The formula \eqref{e:by_parts} is still valid under the assumption that $u$ is Lebesgue integrable and $v$ is absolutely continuous, replacing Riemann integrals with Lebesgue integrals.

In higher dimension the analogue of \eqref{e:by_parts} is a consequence of the Gauss formula. If $\Omega\subset {\mathbb R}^n$ is a bounded open set with $C^1$ boundary and $\nu$ denotes the outward unit normal to $\partial \Omega$, then the following formula holds for every pair of $C^1$ functions $u$ and $v$: \[ \int_\Omega u \frac{\partial u}{\partial x_i} = \int_{\partial \Omega} uv\, \nu_i - \int_\Omega u \frac{\partial v}{\partial x_i} \] ($\nu_i$ denotes the $i$-th component of the vector $\nu$; moreover the functions $u$, $v$ and their partial derivatives are assumed to have continuous extensions up to the boundary). The formula is still valid if $u$ and $v$ belong to the Sobolev spaces $W^{1,q}$ and $W^{1,p}$ for exponents $p,q$ with \[ \frac{1}{p}+\frac{1}{q} \leq 1 + \frac{1}{n}\, . \] The assumptions on the regularity of $\partial \Omega$ can also be weakened (for instance the formula still holds for Lipschitz domains).

References

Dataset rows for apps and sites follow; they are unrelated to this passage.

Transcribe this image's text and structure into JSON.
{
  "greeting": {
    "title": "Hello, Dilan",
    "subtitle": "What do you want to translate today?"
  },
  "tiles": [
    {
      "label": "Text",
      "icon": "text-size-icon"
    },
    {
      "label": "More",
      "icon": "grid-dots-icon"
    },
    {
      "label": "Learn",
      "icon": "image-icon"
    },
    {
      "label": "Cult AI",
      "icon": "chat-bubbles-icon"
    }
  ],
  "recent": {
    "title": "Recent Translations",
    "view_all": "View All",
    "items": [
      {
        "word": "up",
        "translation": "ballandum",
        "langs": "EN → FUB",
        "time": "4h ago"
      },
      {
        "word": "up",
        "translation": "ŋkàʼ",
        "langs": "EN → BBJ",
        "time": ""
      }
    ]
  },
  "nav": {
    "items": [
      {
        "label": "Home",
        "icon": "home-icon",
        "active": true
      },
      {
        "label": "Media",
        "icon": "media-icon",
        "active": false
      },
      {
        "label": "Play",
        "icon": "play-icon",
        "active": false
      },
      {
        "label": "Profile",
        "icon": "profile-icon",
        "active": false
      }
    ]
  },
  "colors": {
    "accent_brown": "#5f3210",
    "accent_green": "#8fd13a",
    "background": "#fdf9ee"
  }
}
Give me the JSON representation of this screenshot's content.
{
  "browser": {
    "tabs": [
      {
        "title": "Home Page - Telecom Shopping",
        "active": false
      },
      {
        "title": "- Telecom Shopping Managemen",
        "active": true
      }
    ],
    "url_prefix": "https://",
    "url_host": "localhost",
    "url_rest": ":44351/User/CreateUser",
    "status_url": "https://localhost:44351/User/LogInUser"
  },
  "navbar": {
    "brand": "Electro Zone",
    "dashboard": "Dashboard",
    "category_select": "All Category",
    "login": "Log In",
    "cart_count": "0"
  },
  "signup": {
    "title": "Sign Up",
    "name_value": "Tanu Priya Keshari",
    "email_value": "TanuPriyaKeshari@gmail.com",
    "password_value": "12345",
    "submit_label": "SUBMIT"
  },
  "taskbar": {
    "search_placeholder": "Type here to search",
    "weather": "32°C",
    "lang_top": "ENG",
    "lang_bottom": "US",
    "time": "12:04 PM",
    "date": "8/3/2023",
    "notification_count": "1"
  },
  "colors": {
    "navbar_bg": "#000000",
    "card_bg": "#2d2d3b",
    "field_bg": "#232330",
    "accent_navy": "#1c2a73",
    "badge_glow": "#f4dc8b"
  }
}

[Ap] T.M. Apostol, "Mathematical analysis". Second edition. Addison-Wesley (1974) MR0344384 Zbl 0309.2600
[EG] L.C. Evans, R.F. Gariepy, "Measure theory and fine properties of functions" Studies in Advanced Mathematics. CRC Press, Boca Raton, FL, 1992. MR1158660 Zbl 0804.2800
[IlPo] V.A. Il'in, E.G. Poznyak, "Fundamentals of mathematical analysis" , 1–2 , MIR (1982) (Translated from Russian) MR0687827 Zbl 0138.2730
[Ku] L.D. Kudryavtsev, "Mathematical analysis" , 1 , Moscow (1973) (In Russian) MR0619214 Zbl 0703.26001
[Ni] S.M. Nikol'skii, "A course of mathematical analysis" , 1 , MIR (1977) (Translated from Russian) MR0466435 Zbl 0384.00004
[Ru] W. Rudin, "Principles of mathematical analysis", Third edition, McGraw-Hill (1976) MR038502 Zbl 0346.2600
[Ru] K.R. Stromberg, "Introduction to classical real analysis" , Wadsworth (1981)
How to Cite This Entry:
Integration by parts. Encyclopedia of Mathematics. URL: http://encyclopediaofmath.org/index.php?title=Integration_by_parts&oldid=28220
This article was adapted from an original article by V.A. Il'inT.P. Lukashenko (originator), which appeared in Encyclopedia of Mathematics - ISBN 1402006098. See original article